The ENS is thought to use some of the same neurotransmitters, like serotonin, as the big brain in our heads. Researchers have long believed that imbalances in serotonin in the brain influence mood and cause depression, and the same can be said for the gut. The gut produces serotonin as well, and an imbalance there could be considered a kind of depression of the second brain But the result isn’t a gut that feels sad instead, it’s a person who could develop severe, and lifelong, depression.
One emerging theory for IBS is that there is, in fact, an imbalance of serotonin in the gut Those with diarrhea have too much, those with constipation have too little, and both run the risk of serotonin-induced mood swings.

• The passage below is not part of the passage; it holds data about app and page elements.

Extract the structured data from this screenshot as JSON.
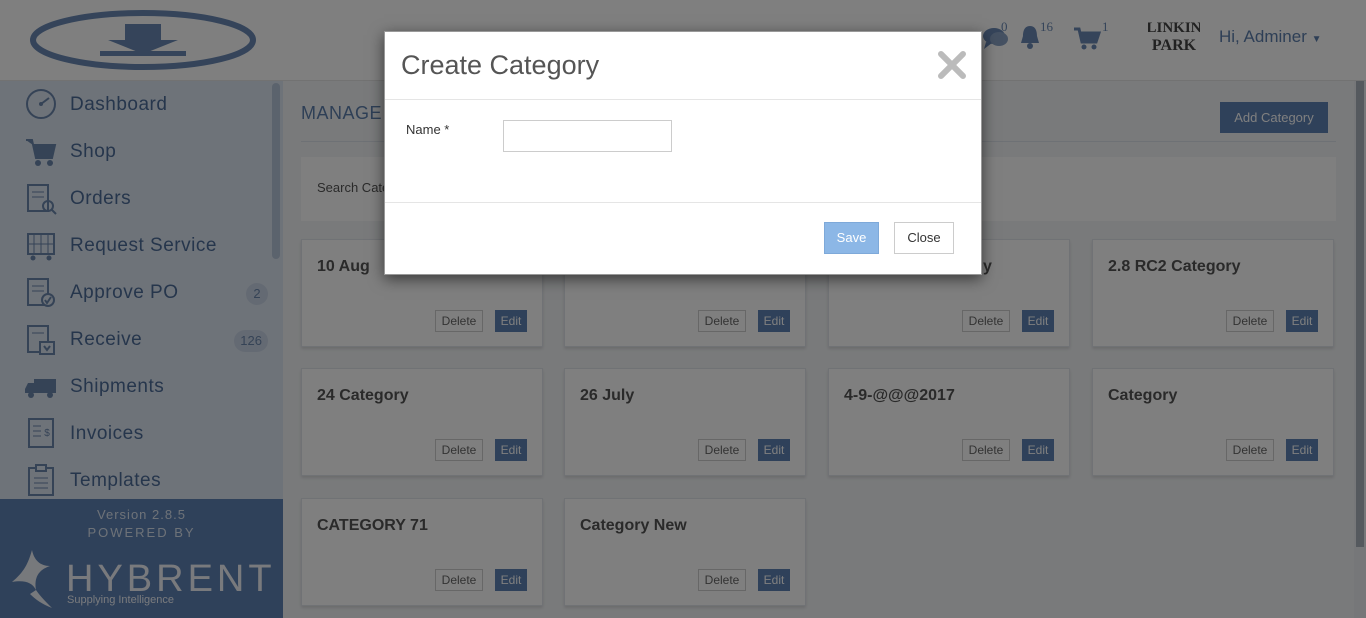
{
  "header": {
    "chat_count": "0",
    "notification_count": "16",
    "cart_count": "1",
    "user_greeting": "Hi, Adminer",
    "avatar_text": "LINKIN PARK"
  },
  "sidebar": {
    "items": [
      {
        "label": "Dashboard",
        "icon": "dashboard-icon"
      },
      {
        "label": "Shop",
        "icon": "cart-icon"
      },
      {
        "label": "Orders",
        "icon": "orders-icon"
      },
      {
        "label": "Request Service",
        "icon": "request-service-icon"
      },
      {
        "label": "Approve PO",
        "icon": "approve-po-icon",
        "badge": "2"
      },
      {
        "label": "Receive",
        "icon": "receive-icon",
        "badge": "126"
      },
      {
        "label": "Shipments",
        "icon": "truck-icon"
      },
      {
        "label": "Invoices",
        "icon": "invoice-icon"
      },
      {
        "label": "Templates",
        "icon": "templates-icon"
      }
    ],
    "version": "Version 2.8.5",
    "powered_by": "POWERED BY",
    "brand": "HYBRENT",
    "tagline": "Supplying Intelligence"
  },
  "main": {
    "title": "MANAGE CATEGORY",
    "add_button": "Add Category",
    "search_label": "Search Category",
    "cards": [
      {
        "title": "10 Aug"
      },
      {
        "title": ""
      },
      {
        "title": "y"
      },
      {
        "title": "2.8 RC2 Category"
      },
      {
        "title": "24 Category"
      },
      {
        "title": "26 July"
      },
      {
        "title": "4-9-@@@2017"
      },
      {
        "title": "Category"
      },
      {
        "title": "CATEGORY 71"
      },
      {
        "title": "Category New"
      }
    ],
    "delete_label": "Delete",
    "edit_label": "Edit"
  },
  "modal": {
    "title": "Create Category",
    "name_label": "Name *",
    "name_value": "",
    "save_label": "Save",
    "close_label": "Close"
  },
  "colors": {
    "brand_blue": "#5f82b5",
    "save_blue": "#8cb7e6"
  }
}
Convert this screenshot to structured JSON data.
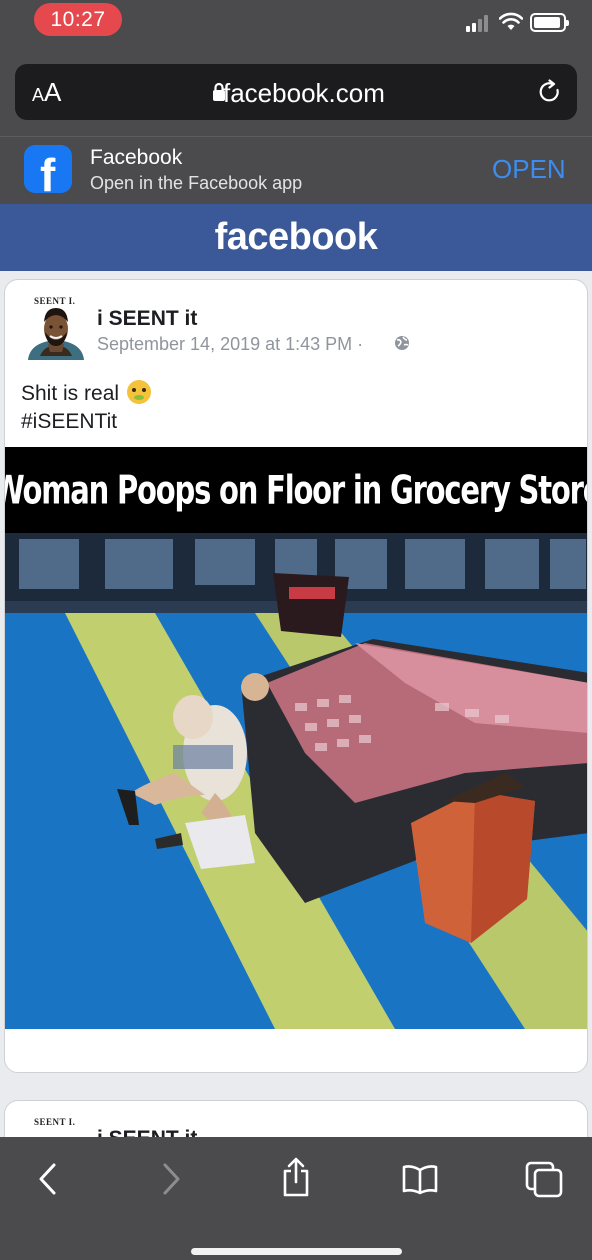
{
  "status_bar": {
    "time": "10:27",
    "time_pill_color": "#e5484d",
    "icons": [
      "cellular-signal-icon",
      "wifi-icon",
      "battery-icon"
    ]
  },
  "browser": {
    "text_size_button": {
      "big": "A",
      "small": "A"
    },
    "url": "facebook.com",
    "icons": [
      "lock-icon",
      "reload-icon"
    ]
  },
  "app_banner": {
    "title": "Facebook",
    "subtitle": "Open in the Facebook app",
    "action": "OPEN",
    "icon": "facebook-app-icon",
    "action_color": "#3d8cf0"
  },
  "header": {
    "logo": "facebook",
    "color": "#3b5998"
  },
  "post": {
    "avatar_label": "SEENT I.",
    "page_name": "i SEENT it",
    "date": "September 14, 2019 at 1:43 PM · ",
    "privacy_icon": "globe-icon",
    "text_line1": "Shit is real ",
    "emoji": "nauseated-face-emoji",
    "text_line2": "#iSEENTit",
    "media_caption": "\"Woman Poops on Floor in Grocery Store\""
  },
  "next_post": {
    "avatar_label": "SEENT I.",
    "page_name": "i SEENT it"
  },
  "toolbar": {
    "items": [
      "back-icon",
      "forward-icon",
      "share-icon",
      "bookmarks-icon",
      "tabs-icon"
    ]
  }
}
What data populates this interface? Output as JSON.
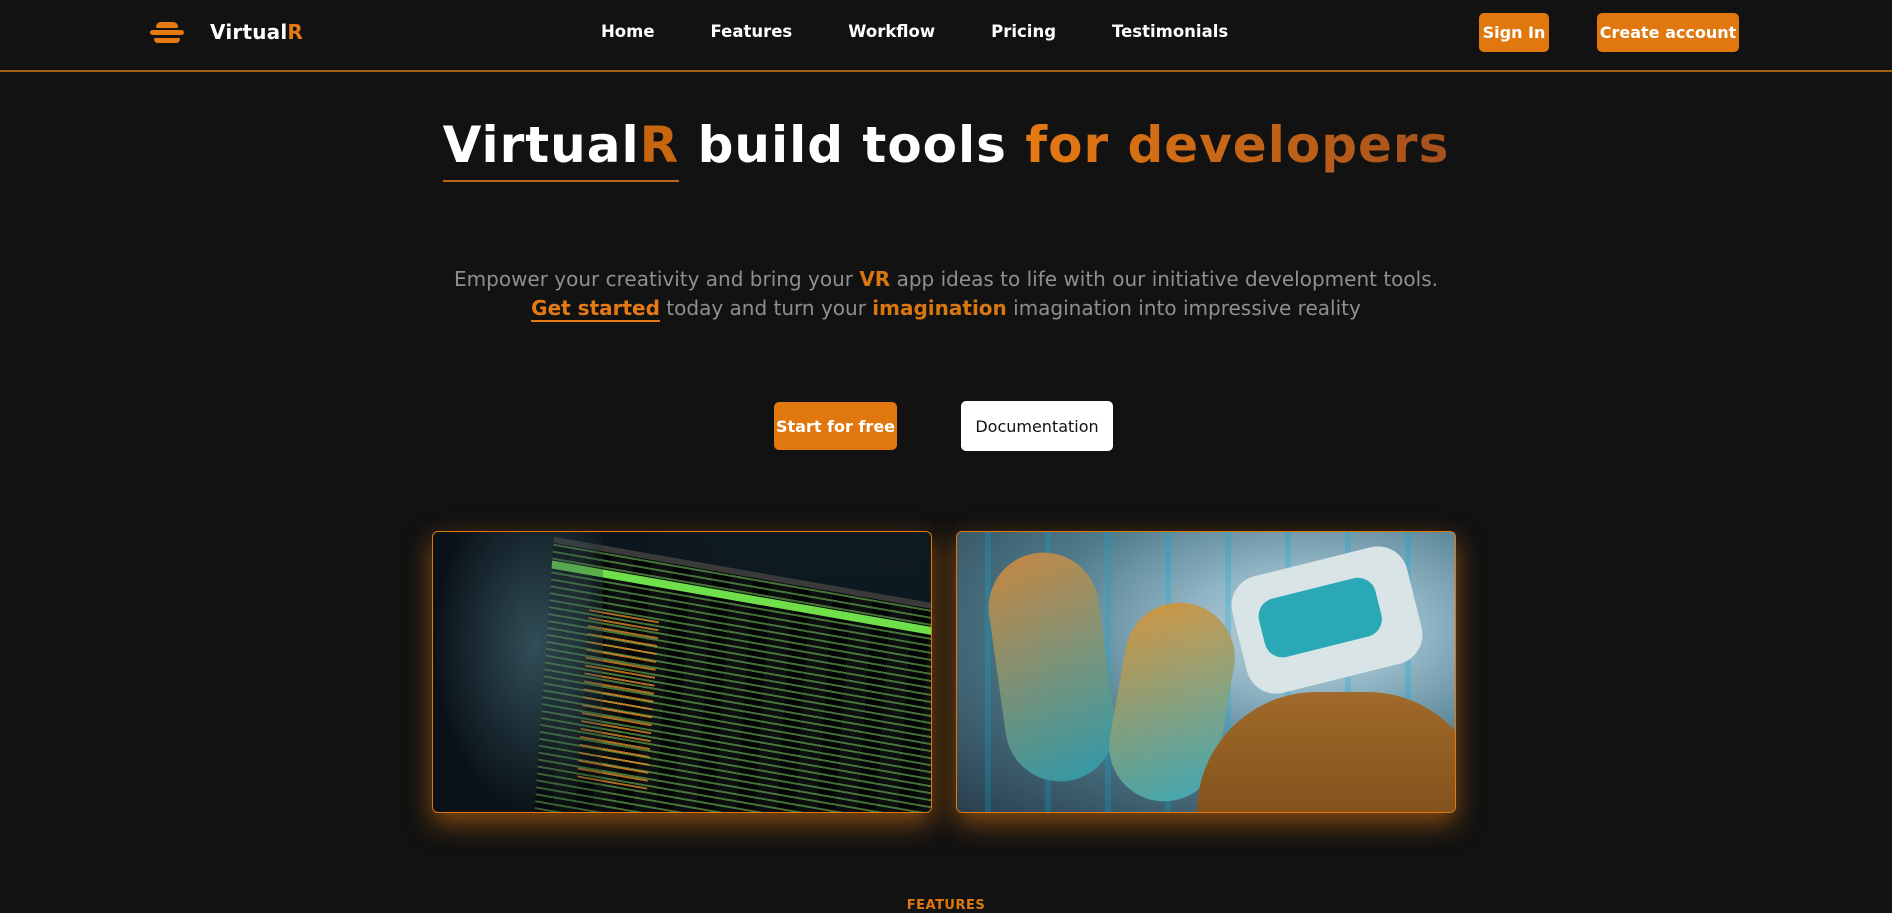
{
  "navbar": {
    "logo_text_main": "Virtual",
    "logo_text_accent": "R",
    "links": [
      "Home",
      "Features",
      "Workflow",
      "Pricing",
      "Testimonials"
    ],
    "sign_in": "Sign In",
    "create_account": "Create account"
  },
  "hero": {
    "title_brand_main": "Virtual",
    "title_brand_accent": "R",
    "title_middle": " build tools ",
    "title_accent": "for developers",
    "sub_line1_a": "Empower your creativity and bring your ",
    "sub_line1_hl": "VR",
    "sub_line1_b": " app ideas to life with our initiative development tools.",
    "sub_line2_link": "Get started",
    "sub_line2_a": " today and turn your ",
    "sub_line2_hl": "imagination",
    "sub_line2_b": " imagination into impressive reality",
    "start_button": "Start for free",
    "docs_button": "Documentation"
  },
  "section": {
    "label": "FEATURES"
  },
  "colors": {
    "accent": "#e1780f",
    "background": "#121212",
    "muted_text": "#8f8f8f"
  }
}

At a particularly low point, I Googled “IBS symptoms” and discovered some forums dedicated to IBS sufferers and others with gastrointestinal disorders. On one, an anonymous person wrote: “It seems that my whole life is dominated by my bowel to the extent that some days I am afraid to leave the house.” Another person lamented the disorder’s invisibility: “This disease does not ‘show’ on the outside, so even good friends are not always understanding. I am aware of this so I keep it to myself.” IBS is not a life-threatening disorder, however, many people become incapacitated by it. They quit work, stop traveling, and withdraw completely. Some fall into a deep depression that exacerbates the brain-gut feedback loop and intensifies their symptoms.
Like me, many people with IBS are too embarrassed to talk openly about it, or think that because it’s invisible or not serious that somehow their symptoms don’t matter. They also try to shove their lives right into a neat little box in hopes of keeping their disorder from bothering anybody else.